Tighter global monetary policies, the unwinding of investment excesses, and the moderation that tends to accompany maturing expansions all point to an imminent period of slower growth for the global economy, according to a new quarterly report.
In the MAPI Quarterly Forecast of U.S. Exports, Global Growth, and the Dollar: Second Quarter 2007 Through Fourth Quarter 2008, economist Cliff Waldman concludes that the impact of the housing downturn in the United States and the near-term path of the embryonic investment slowdown in China are the two key variables that will determine the strength and stability of the world economy during 2007 and 2008.  ;
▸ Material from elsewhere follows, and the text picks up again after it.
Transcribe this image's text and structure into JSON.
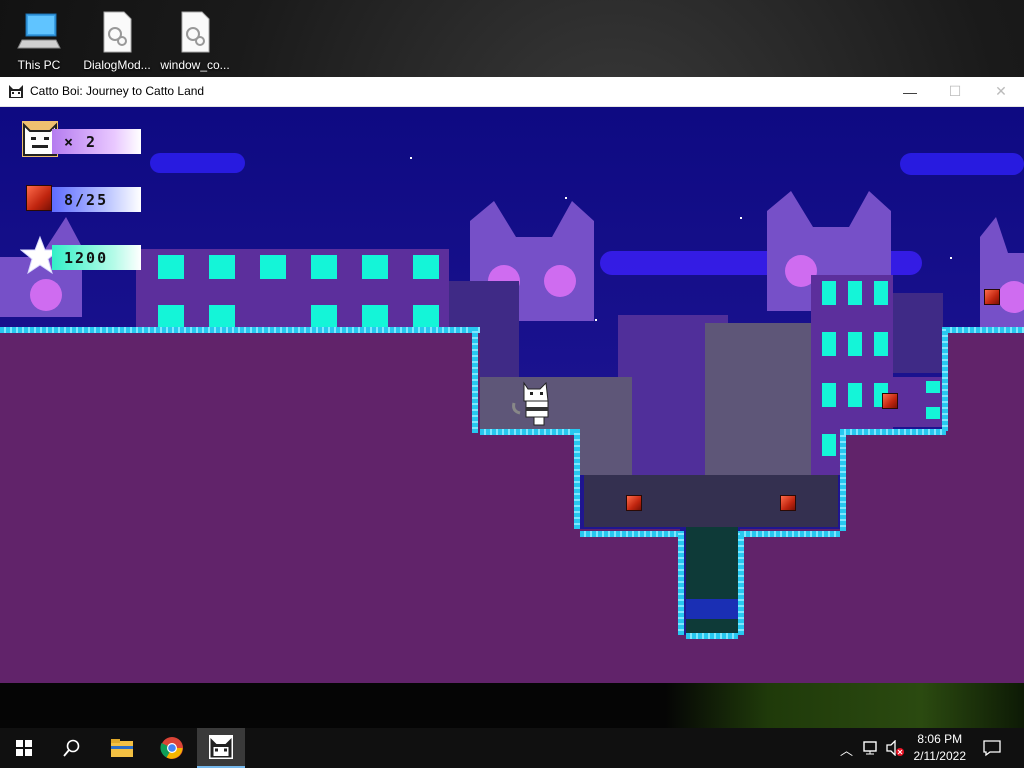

Financial markets have been nervous about the U.S. and Chinese outlook,” he writes, “but most indications point to a soft and stable landing for the world economy.”
The report projects only a modest slowing in the annual growth of total U.S. goods and services exports from 8.9 percent during 2006 to 8.6 percent during 2007, as slower global growth partially offsets the stimulative impact of the weaker dollar.
However, strengthening growth rates in industrialized and developing countries are expected to accelerate the growth of total U.S. export demand to 9.1 percent during 2008.
Growth in non-U.S. industrialized countries, which include Canada, the Eurozone, and Japan, is predicted to be 2.3 percent during the first half of 2007 and to increase to 2.4 percent during the second half.
As an expected strengthening in the U.S. economy takes hold, it should have a significant influence on the pace of growth in other industrialized nations. Consequently, MAPI envisions growth to accelerate to 2.6 percent during the first half of 2008 and to 3 percent during the second half.
The developing country forecast is driven by widely anticipated& mdash; but modest& mdash; slowdowns in China, India, and Mexico. Growth in the developing countries, which include China, India, Latin America, Mexico, and the Pacific Rim (excluding Japan), is projected to be 5.4 percent during the first half of 2007, and then slow to 5.2 percent by the second half. Growth will further slow to 4.9 percent during the first half of 2008 before rebounding to 5.3 percent during the last six months.
“This is somewhat below the peak of recent years, which we have long thought to be unsustainable,” Waldman said.
The path of the U.S. dollar continues to be a source of considerable uncertainty, and the report discusses recent adjustments in the outlook for global current accounts. A number of short-term factors suggests that the dollar should experience further depreciation.
Among them are: the tightening of global monetary policy outside the United States which favors non-U.S. financial markets, and key U.S. trading partners such as the Eurozone and Japan experiencing faster, if somewhat uncertain, growth while America is in the midst of a slowdown.
Waldman predicts the dollar will decline by 5 percent against the currencies of industrialized trading partners during the second and third quarters of 2007, then continue its decline by a more modest 2 percent during the fourth quarter of 2007 and the first quarter of 2008.
The U.S. economy is expected to return to trend growth during 2008 and, as a result, the dollar should remain flat during the second quarter of 2008 before appreciating by 3 percent during the third quarter of 2008 and by 4 percent during the fourth quarter.
The MAPI forecast calls for a modest fall of the dollar versus the currencies of the developing world, declining by 2 percent during the second quarter of 2007 and then by 1 percent during the third and fourth quarters of this year.
After declining by 3 percent during the first and second quarters of 2008, MAPI expects a strengthening U.S. economy to produce a flat performance for the dollar during the second half of 2008.
To order this report, go to mapi.net.